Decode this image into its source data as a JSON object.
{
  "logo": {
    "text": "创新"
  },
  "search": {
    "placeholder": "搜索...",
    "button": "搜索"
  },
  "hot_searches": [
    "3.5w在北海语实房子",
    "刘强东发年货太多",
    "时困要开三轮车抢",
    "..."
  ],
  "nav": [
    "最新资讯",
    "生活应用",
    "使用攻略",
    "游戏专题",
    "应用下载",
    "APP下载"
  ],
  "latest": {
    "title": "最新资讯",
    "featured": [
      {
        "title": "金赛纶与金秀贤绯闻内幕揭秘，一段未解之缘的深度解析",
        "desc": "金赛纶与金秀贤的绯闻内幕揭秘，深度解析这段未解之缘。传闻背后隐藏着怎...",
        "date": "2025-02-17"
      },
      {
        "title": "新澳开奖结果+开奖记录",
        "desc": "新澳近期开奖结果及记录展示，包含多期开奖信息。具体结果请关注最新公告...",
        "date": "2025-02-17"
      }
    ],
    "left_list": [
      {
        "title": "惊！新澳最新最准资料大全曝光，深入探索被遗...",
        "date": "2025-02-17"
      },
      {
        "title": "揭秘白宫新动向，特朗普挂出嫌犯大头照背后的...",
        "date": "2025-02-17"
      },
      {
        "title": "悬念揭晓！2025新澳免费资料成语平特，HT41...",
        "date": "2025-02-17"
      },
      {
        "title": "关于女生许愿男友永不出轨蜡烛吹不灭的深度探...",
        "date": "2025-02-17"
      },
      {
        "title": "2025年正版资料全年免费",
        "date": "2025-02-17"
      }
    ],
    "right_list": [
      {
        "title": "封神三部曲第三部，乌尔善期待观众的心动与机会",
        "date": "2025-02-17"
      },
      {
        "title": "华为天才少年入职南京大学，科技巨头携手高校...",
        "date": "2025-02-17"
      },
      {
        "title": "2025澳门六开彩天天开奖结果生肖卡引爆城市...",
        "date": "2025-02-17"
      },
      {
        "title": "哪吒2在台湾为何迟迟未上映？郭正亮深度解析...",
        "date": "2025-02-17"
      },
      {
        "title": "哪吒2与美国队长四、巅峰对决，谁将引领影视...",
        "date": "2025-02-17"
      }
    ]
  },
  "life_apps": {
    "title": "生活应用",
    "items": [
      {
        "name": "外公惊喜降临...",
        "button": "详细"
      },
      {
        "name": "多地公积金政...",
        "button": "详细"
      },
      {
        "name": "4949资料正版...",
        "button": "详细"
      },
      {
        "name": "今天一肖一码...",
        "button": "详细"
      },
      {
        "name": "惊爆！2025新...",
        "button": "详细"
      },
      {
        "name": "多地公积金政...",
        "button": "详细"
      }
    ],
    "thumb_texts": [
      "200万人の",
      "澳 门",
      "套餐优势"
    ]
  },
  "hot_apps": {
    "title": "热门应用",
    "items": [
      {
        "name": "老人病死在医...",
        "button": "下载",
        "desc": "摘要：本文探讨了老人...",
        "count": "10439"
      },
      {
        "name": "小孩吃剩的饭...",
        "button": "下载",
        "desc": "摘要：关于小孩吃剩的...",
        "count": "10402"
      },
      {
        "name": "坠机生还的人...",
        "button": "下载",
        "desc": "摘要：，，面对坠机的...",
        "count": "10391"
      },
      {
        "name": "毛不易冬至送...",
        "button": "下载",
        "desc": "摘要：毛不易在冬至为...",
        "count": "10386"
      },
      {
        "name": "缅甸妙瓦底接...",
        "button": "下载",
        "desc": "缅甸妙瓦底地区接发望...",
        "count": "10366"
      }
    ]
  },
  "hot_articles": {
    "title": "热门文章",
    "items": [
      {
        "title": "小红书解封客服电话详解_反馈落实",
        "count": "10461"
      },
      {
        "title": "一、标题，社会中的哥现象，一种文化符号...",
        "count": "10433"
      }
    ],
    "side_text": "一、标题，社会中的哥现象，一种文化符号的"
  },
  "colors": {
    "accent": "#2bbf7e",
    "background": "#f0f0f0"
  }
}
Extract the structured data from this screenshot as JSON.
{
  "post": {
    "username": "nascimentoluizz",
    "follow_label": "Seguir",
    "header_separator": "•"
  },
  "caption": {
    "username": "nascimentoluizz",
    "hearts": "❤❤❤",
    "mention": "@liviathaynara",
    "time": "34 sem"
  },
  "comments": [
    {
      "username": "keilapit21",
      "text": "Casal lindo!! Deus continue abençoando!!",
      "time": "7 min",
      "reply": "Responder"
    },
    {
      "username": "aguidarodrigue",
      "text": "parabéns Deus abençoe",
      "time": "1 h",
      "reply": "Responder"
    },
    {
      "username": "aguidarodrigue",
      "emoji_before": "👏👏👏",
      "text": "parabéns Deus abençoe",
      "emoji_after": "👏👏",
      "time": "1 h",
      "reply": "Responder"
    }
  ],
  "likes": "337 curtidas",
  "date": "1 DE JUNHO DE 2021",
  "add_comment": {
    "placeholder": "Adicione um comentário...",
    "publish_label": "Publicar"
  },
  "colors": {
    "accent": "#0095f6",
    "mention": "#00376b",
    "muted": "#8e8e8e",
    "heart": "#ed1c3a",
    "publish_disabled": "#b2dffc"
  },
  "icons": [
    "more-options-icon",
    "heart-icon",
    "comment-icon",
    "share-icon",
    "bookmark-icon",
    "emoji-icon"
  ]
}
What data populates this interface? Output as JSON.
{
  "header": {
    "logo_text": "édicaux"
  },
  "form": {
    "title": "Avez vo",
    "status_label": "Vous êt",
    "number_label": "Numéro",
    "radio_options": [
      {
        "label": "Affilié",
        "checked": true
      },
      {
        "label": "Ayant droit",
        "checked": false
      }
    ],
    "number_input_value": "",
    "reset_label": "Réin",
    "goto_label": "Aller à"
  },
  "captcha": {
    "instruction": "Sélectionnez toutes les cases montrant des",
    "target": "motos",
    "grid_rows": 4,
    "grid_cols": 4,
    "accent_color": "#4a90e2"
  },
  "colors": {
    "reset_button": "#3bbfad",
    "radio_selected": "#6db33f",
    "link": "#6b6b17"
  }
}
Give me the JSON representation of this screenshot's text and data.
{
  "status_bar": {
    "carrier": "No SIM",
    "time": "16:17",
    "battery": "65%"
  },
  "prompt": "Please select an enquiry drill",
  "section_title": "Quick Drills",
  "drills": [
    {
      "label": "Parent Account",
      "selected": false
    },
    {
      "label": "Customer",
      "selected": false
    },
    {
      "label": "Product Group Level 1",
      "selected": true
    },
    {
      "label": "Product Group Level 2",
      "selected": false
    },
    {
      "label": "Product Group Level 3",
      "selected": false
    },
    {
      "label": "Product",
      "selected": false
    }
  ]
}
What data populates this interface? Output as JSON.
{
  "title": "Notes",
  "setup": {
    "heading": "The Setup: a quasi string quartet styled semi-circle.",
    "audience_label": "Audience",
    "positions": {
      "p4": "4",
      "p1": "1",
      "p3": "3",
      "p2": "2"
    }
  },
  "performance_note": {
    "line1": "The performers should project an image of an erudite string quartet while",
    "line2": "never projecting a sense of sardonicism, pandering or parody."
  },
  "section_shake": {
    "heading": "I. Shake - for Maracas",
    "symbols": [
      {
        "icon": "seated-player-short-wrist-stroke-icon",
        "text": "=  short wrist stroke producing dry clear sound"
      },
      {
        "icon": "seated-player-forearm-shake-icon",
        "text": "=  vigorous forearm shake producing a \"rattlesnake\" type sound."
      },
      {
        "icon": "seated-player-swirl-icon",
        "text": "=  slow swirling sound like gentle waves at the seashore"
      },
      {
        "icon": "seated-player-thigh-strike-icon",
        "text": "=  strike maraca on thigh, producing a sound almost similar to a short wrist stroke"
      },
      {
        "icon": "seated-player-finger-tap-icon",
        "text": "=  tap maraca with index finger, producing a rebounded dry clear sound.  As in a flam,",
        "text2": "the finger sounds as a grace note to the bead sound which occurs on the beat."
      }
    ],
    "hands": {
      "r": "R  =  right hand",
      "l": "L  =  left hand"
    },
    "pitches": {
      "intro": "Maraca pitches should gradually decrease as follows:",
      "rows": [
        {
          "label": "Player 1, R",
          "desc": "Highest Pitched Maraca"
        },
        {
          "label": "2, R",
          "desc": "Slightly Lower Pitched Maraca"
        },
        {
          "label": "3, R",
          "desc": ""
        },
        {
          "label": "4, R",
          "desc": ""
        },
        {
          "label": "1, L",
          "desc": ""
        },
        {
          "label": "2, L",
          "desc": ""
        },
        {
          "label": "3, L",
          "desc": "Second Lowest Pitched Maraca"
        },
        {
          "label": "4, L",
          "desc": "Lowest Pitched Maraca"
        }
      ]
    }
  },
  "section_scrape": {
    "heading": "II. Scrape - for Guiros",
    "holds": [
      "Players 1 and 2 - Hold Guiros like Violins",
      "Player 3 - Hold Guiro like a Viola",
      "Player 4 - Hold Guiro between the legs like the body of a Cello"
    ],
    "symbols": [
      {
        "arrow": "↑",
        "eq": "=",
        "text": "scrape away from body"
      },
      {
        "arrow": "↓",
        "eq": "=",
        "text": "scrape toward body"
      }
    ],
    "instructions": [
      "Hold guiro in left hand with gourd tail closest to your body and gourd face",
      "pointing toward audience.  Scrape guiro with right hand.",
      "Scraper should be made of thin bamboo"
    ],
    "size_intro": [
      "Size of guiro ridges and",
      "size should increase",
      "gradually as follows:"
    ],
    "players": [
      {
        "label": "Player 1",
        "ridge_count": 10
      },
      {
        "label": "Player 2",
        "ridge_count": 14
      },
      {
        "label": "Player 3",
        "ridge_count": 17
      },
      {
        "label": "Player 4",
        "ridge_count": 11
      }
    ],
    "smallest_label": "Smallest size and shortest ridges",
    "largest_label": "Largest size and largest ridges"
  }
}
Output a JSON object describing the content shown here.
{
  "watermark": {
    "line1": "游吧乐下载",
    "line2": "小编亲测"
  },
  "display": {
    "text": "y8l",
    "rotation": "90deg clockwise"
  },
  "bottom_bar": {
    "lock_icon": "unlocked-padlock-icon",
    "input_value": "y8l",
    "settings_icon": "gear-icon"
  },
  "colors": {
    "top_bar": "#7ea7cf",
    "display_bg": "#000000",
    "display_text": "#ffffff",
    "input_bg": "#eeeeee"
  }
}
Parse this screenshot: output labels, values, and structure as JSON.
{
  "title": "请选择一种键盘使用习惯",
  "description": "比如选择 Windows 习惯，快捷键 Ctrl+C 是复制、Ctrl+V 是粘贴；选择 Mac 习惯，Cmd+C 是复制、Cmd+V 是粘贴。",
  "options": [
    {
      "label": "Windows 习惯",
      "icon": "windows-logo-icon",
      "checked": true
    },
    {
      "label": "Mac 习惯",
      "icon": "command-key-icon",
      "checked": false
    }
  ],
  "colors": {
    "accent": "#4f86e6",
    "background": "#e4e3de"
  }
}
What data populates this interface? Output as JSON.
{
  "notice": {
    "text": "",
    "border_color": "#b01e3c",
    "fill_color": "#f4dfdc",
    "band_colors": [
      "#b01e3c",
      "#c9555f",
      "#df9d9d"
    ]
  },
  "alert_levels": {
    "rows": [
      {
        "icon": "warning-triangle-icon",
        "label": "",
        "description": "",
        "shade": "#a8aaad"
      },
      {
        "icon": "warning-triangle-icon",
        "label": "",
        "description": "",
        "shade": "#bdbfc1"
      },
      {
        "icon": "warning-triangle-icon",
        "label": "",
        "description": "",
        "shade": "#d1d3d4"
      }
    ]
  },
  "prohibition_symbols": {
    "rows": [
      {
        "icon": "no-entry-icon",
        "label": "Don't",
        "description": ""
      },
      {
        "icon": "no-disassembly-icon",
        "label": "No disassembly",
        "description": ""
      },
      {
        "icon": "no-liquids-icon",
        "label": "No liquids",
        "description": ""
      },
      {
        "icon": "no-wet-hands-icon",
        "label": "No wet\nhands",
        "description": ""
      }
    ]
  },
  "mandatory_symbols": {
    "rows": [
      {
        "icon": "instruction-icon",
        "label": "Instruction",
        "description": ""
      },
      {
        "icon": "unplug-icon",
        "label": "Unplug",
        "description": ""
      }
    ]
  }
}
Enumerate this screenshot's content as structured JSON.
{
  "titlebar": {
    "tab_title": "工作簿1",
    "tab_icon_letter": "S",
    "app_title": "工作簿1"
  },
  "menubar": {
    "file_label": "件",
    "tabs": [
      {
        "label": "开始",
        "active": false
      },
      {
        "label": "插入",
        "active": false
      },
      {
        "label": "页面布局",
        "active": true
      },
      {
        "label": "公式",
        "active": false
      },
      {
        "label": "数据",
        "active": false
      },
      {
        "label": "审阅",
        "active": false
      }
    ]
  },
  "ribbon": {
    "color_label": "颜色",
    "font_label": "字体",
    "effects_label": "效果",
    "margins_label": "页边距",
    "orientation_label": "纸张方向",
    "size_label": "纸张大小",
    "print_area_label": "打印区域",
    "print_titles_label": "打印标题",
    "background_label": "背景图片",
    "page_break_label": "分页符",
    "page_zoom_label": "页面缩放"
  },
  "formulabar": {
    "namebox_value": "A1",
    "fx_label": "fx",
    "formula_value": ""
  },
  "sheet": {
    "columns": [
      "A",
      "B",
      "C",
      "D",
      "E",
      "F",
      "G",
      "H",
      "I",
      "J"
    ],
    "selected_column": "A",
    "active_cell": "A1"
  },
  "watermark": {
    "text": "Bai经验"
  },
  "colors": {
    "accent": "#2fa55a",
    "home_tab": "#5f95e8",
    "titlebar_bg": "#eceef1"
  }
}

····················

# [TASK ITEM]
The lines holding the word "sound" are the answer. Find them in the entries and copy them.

# [SOLUTION BELOW]
        "text": "=  short wrist stroke producing dry clear sound"
        "text": "=  vigorous forearm shake producing a \"rattlesnake\" type sound."
        "text": "=  slow swirling sound like gentle waves at the seashore"
        "text": "=  strike maraca on thigh, producing a sound almost similar to a short wrist stroke"
        "text": "=  tap maraca with index finger, producing a rebounded dry clear sound.  As in a flam,",
        "text2": "the finger sounds as a grace note to the bead sound which occurs on the beat."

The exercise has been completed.